The material below holds pictures; leave them out, and copy exactly, and only, the lines from the one with "Serialize everything readable" through the last.

= = = = =

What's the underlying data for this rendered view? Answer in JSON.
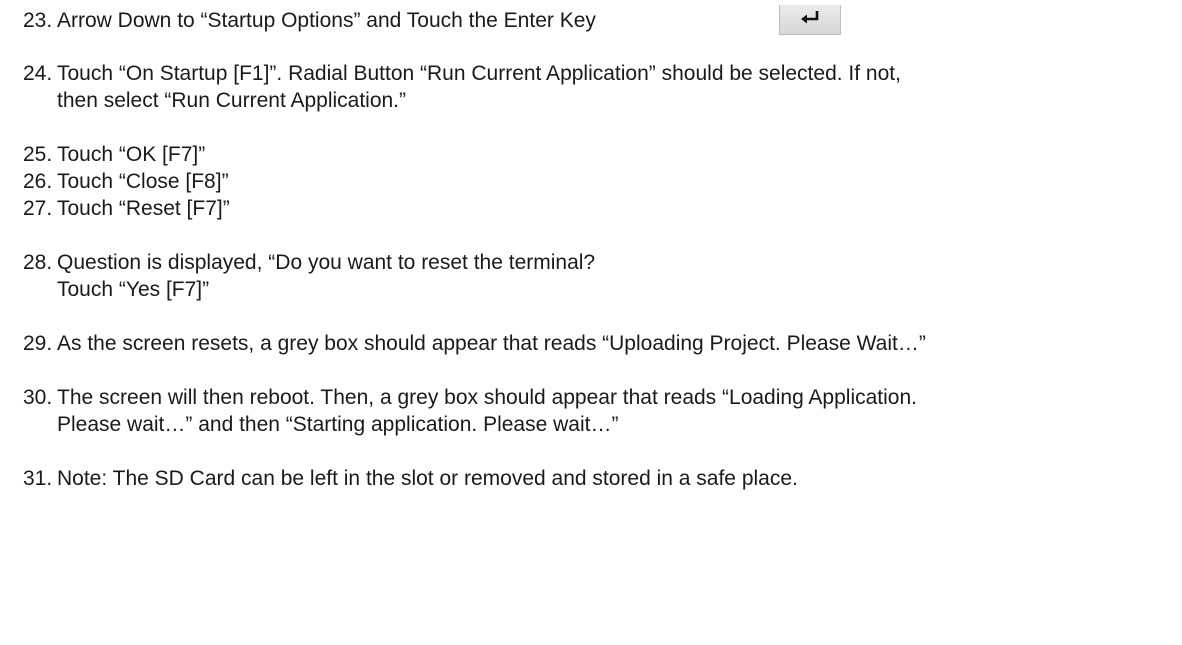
{
  "steps": [
    {
      "num": "23.",
      "lines": [
        "Arrow Down to “Startup Options” and Touch the Enter Key"
      ],
      "icon": "enter-key-icon"
    },
    {
      "num": "24.",
      "lines": [
        "Touch “On Startup [F1]”.  Radial Button “Run Current Application” should be selected. If not,",
        "then select “Run Current Application.”"
      ]
    },
    {
      "num": "25.",
      "lines": [
        "Touch “OK [F7]”"
      ]
    },
    {
      "num": "26.",
      "lines": [
        "Touch “Close [F8]”"
      ]
    },
    {
      "num": "27.",
      "lines": [
        "Touch “Reset [F7]”"
      ]
    },
    {
      "num": "28.",
      "lines": [
        "Question is displayed, “Do you want to reset the terminal?",
        "Touch “Yes [F7]”"
      ]
    },
    {
      "num": "29.",
      "lines": [
        "As the screen resets, a grey box should appear that reads “Uploading Project. Please Wait…”"
      ]
    },
    {
      "num": "30.",
      "lines": [
        "The screen will then reboot.   Then, a grey box should appear that reads “Loading Application.",
        "Please wait…” and then “Starting application.  Please wait…”"
      ]
    },
    {
      "num": "31.",
      "lines": [
        "Note:  The SD Card can be left in the slot or removed and stored in a safe place."
      ]
    }
  ]
}
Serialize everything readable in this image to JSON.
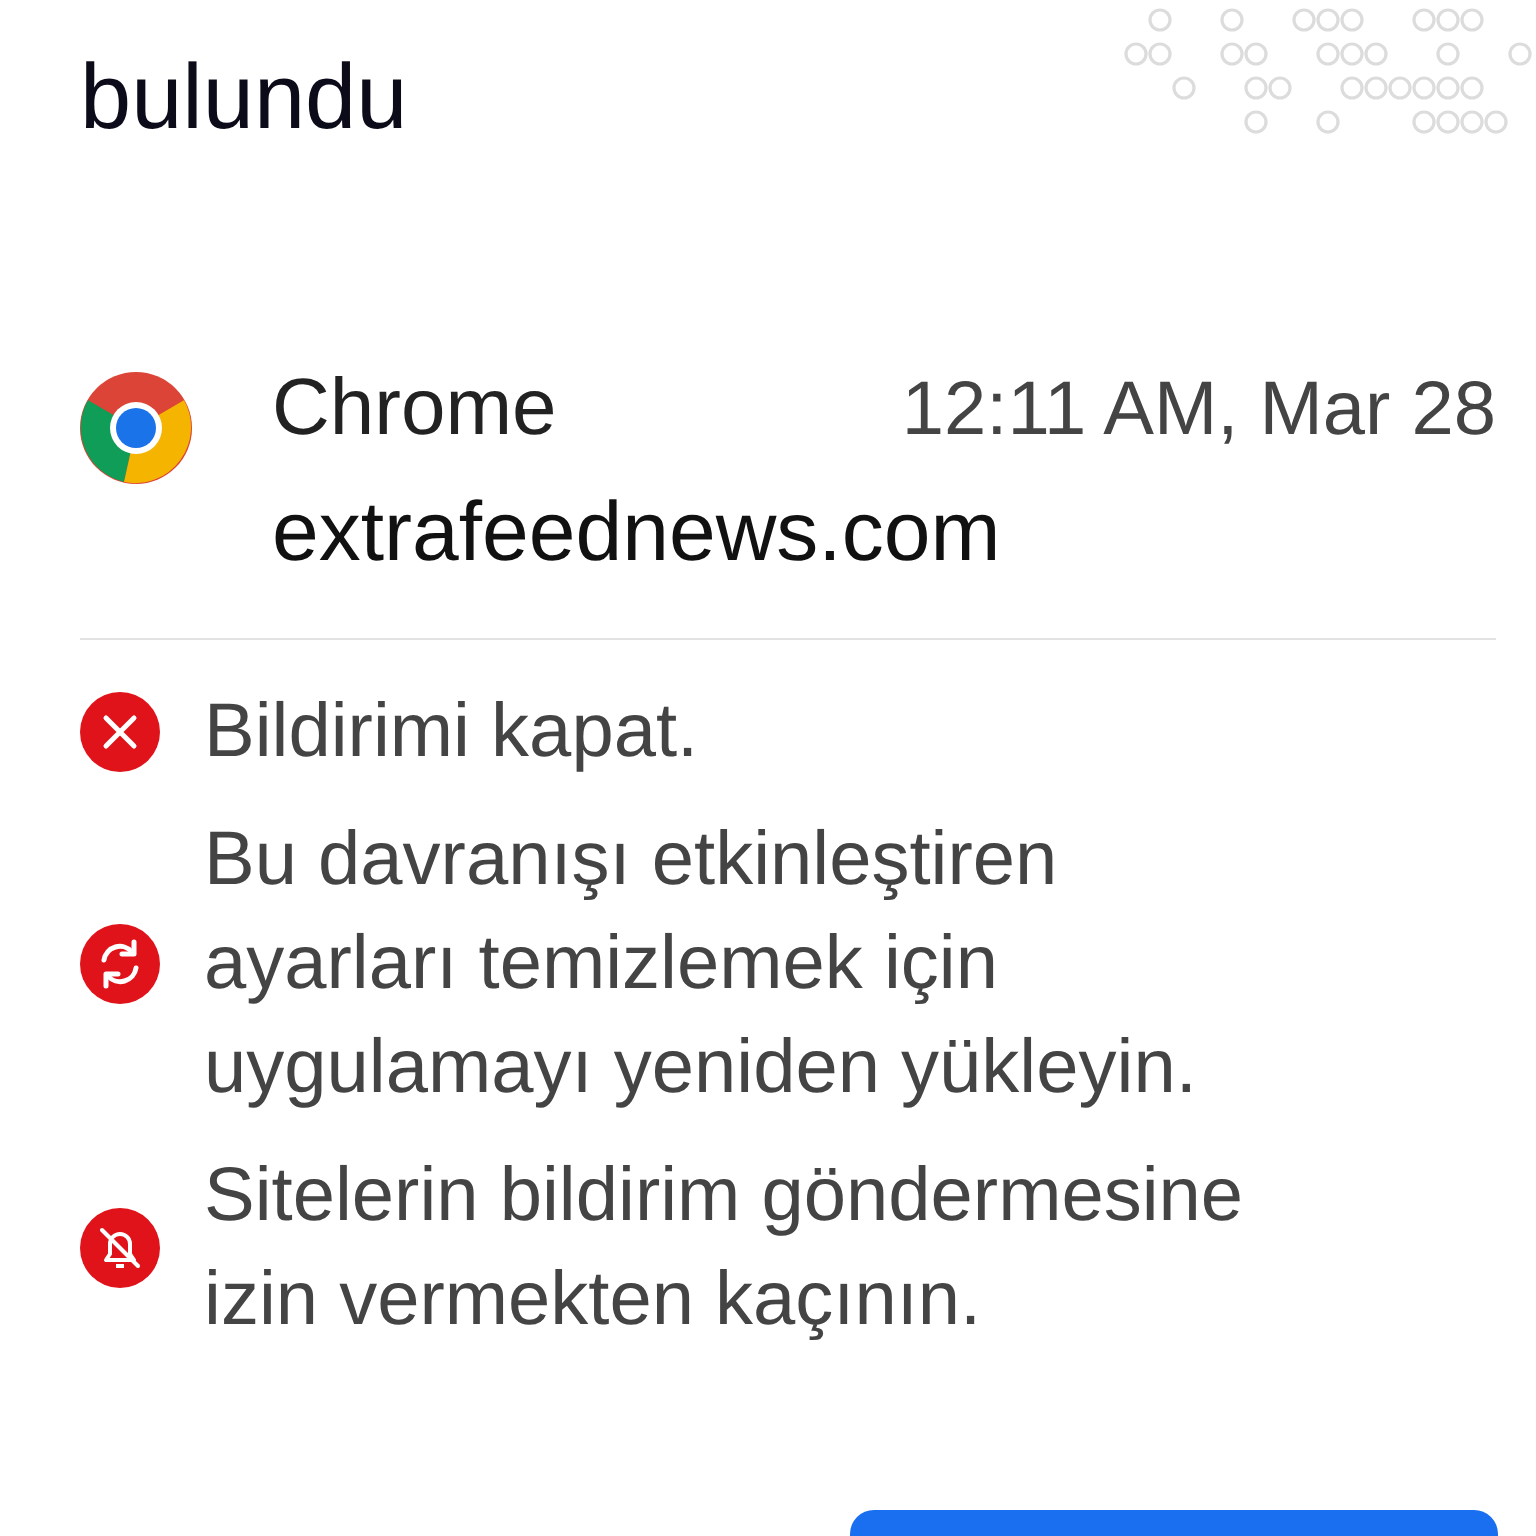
{
  "title": "bulundu",
  "notification": {
    "app": "Chrome",
    "time": "12:11 AM, Mar 28",
    "site": "extrafeednews.com"
  },
  "tips": [
    {
      "kind": "close",
      "text": "Bildirimi kapat."
    },
    {
      "kind": "reinstall",
      "text": "Bu davranışı etkinleştiren ayarları temizlemek için uygulamayı yeniden yükleyin."
    },
    {
      "kind": "mute",
      "text": "Sitelerin bildirim göndermesine izin vermekten kaçının."
    }
  ],
  "bottom_button": {
    "kind": "primary"
  }
}
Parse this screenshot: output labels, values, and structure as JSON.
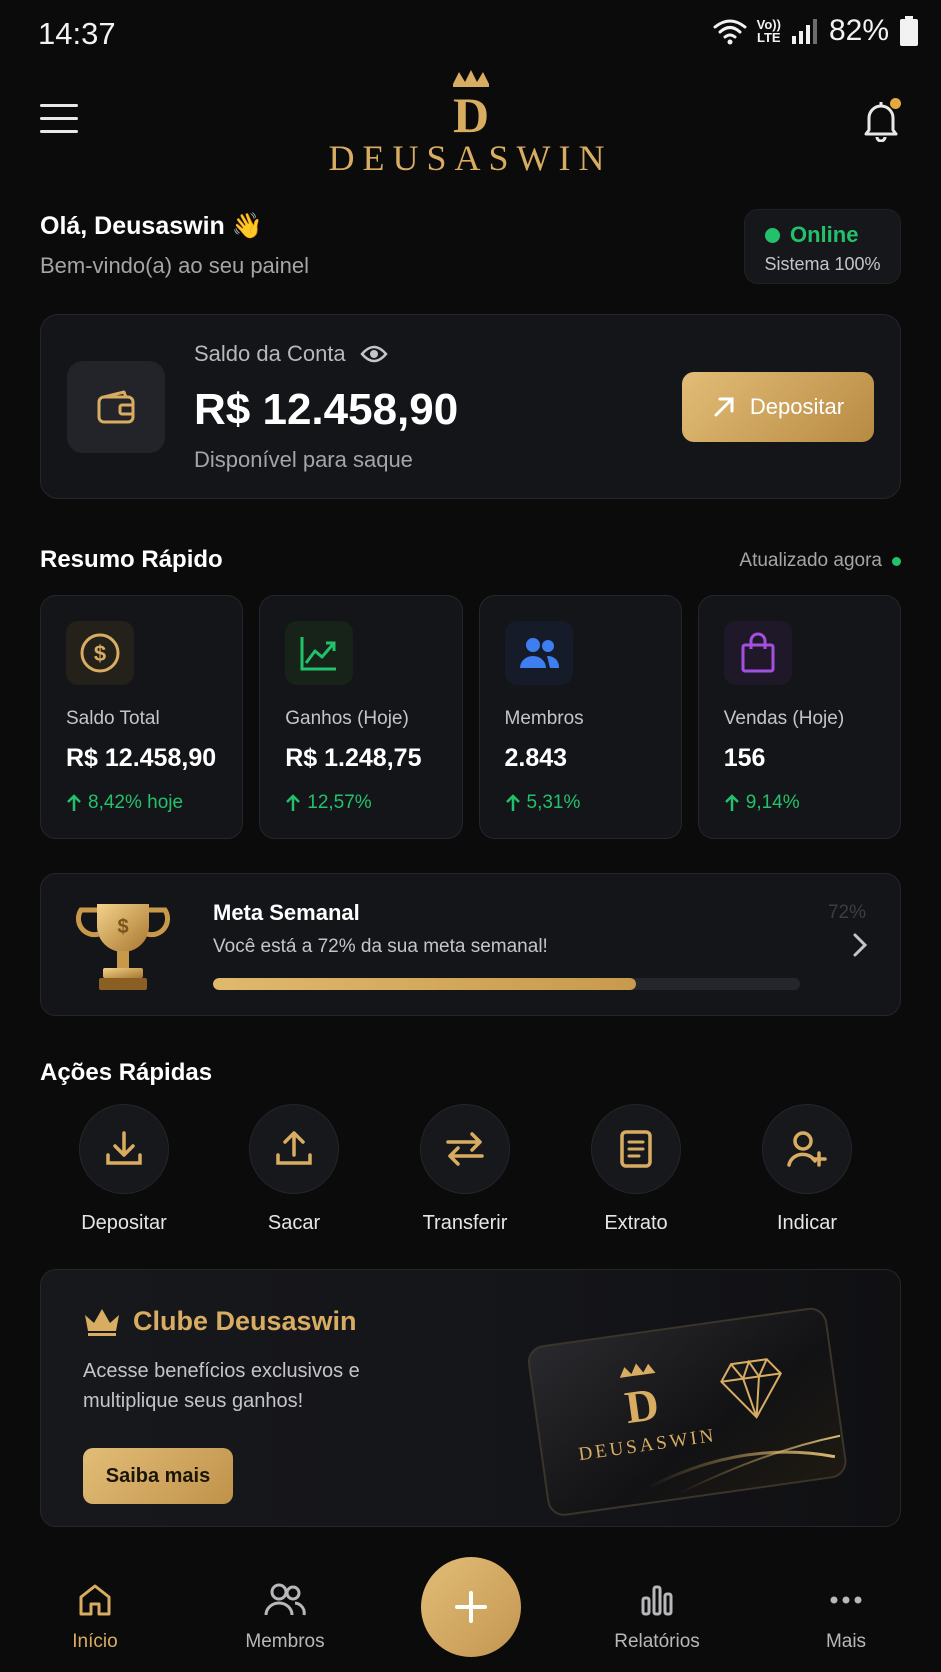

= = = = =

◆ Task solution:
Serialize everything readable in this image to JSON.
{
  "title": "bulundu",
  "notification": {
    "app": "Chrome",
    "time": "12:11 AM, Mar 28",
    "site": "extrafeednews.com"
  },
  "tips": [
    {
      "kind": "close",
      "text": "Bildirimi kapat."
    },
    {
      "kind": "reinstall",
      "text": "Bu davranışı etkinleştiren ayarları temizlemek için uygulamayı yeniden yükleyin."
    },
    {
      "kind": "mute",
      "text": "Sitelerin bildirim göndermesine izin vermekten kaçının."
    }
  ],
  "bottom_button": {
    "kind": "primary"
  }
}
Parse this screenshot: output labels, values, and structure as JSON.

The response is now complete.